LISTED ENTRIES below:
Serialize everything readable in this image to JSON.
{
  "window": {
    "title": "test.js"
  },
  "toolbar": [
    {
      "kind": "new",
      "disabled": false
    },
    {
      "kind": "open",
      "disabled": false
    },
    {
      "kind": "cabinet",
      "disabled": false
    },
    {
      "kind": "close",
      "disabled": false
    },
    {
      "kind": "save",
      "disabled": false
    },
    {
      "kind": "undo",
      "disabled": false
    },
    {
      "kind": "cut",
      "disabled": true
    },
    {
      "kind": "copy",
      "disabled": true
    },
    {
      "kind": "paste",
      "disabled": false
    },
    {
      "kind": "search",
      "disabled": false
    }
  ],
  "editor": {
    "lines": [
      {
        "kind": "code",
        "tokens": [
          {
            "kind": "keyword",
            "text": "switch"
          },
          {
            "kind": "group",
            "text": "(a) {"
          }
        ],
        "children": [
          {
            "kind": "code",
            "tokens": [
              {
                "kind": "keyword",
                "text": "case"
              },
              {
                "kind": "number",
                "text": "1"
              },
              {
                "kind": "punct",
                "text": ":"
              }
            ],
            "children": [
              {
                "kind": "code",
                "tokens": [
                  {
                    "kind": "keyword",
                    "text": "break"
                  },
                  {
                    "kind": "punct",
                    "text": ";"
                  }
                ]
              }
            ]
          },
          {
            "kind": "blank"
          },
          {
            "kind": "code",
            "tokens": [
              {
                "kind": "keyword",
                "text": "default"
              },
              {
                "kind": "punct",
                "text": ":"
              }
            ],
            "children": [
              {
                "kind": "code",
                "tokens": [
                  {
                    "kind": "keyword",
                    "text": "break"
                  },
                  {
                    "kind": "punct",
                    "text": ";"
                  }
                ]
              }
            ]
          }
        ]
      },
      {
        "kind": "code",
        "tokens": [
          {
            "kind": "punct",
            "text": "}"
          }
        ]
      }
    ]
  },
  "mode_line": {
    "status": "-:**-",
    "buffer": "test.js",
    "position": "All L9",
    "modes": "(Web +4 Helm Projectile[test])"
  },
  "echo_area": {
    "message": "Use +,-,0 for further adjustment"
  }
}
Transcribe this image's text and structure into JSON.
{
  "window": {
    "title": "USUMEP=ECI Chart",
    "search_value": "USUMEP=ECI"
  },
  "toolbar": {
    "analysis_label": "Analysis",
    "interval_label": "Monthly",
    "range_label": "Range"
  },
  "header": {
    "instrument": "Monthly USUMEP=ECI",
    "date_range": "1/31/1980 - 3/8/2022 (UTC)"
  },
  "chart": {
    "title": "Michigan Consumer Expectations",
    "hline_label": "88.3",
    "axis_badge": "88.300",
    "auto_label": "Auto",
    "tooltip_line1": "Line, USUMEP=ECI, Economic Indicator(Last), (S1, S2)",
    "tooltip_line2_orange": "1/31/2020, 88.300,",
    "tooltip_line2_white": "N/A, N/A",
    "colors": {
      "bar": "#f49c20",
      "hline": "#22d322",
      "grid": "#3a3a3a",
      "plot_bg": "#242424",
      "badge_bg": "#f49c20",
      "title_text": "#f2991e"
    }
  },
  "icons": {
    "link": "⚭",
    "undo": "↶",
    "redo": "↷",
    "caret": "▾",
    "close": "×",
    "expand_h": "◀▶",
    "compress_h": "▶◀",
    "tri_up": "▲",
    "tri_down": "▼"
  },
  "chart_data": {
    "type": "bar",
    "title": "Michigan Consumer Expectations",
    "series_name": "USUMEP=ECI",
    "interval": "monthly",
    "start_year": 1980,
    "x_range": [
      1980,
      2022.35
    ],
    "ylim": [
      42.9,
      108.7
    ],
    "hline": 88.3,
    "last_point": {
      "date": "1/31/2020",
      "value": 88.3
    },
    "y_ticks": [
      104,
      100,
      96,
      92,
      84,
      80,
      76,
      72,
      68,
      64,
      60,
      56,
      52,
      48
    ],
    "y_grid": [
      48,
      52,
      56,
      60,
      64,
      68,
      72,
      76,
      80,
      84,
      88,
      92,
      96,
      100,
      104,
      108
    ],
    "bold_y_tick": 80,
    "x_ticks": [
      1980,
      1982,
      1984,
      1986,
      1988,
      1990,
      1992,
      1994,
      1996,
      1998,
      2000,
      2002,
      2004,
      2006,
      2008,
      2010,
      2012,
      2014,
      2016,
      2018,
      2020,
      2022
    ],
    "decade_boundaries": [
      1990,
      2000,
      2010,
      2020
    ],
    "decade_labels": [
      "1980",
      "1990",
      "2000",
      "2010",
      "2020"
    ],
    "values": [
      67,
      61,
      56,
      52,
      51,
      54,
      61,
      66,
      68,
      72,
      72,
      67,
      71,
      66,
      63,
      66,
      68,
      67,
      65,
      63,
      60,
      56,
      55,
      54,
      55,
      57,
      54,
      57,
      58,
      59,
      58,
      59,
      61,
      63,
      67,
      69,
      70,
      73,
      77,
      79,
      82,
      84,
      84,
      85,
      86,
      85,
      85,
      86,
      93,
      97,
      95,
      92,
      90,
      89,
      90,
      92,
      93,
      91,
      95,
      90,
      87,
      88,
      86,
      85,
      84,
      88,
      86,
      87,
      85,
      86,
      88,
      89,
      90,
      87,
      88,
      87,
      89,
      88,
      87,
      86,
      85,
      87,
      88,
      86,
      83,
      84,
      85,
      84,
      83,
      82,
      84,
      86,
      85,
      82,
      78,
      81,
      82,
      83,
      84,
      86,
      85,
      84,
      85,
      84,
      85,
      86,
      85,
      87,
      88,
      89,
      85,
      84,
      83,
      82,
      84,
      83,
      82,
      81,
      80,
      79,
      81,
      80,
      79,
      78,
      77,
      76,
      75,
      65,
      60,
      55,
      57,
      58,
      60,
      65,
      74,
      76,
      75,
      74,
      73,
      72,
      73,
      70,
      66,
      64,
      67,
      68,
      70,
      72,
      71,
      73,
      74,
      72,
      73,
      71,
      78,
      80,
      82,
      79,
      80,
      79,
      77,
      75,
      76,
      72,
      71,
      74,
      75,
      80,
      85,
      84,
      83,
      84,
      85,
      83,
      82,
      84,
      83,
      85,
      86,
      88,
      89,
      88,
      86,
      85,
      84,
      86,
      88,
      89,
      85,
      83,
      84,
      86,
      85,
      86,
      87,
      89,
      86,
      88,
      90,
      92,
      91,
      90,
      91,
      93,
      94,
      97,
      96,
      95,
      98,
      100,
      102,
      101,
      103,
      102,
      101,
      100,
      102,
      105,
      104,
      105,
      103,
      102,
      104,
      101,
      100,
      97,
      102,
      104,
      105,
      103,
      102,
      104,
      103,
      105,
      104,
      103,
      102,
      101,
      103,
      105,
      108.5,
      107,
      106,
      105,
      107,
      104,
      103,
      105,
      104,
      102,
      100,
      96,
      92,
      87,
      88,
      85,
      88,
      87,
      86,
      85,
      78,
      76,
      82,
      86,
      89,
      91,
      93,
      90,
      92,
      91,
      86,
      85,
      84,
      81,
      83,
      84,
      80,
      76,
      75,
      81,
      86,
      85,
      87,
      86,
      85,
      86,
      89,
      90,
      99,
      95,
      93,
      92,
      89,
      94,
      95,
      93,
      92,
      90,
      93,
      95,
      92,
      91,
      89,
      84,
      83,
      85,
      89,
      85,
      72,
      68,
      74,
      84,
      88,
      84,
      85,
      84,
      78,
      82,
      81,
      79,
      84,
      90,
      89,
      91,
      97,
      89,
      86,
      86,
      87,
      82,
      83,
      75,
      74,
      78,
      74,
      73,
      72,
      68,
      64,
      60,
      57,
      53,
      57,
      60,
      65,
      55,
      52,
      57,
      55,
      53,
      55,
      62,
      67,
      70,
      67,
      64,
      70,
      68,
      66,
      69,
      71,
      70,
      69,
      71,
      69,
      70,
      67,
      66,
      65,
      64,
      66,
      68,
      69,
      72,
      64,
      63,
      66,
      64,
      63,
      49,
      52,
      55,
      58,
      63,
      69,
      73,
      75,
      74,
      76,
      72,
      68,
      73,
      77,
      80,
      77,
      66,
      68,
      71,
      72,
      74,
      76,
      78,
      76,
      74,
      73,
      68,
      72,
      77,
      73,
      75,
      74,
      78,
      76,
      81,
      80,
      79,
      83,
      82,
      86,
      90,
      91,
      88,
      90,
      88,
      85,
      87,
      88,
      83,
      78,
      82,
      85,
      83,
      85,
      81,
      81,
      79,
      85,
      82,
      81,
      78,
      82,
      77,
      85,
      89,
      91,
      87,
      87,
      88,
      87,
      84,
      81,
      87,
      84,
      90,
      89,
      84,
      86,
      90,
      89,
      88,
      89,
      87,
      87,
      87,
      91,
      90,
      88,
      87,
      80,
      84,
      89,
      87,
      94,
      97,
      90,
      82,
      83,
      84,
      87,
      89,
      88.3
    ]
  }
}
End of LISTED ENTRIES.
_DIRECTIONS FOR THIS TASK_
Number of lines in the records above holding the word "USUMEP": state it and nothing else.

_SOLVED PROBLEM_
5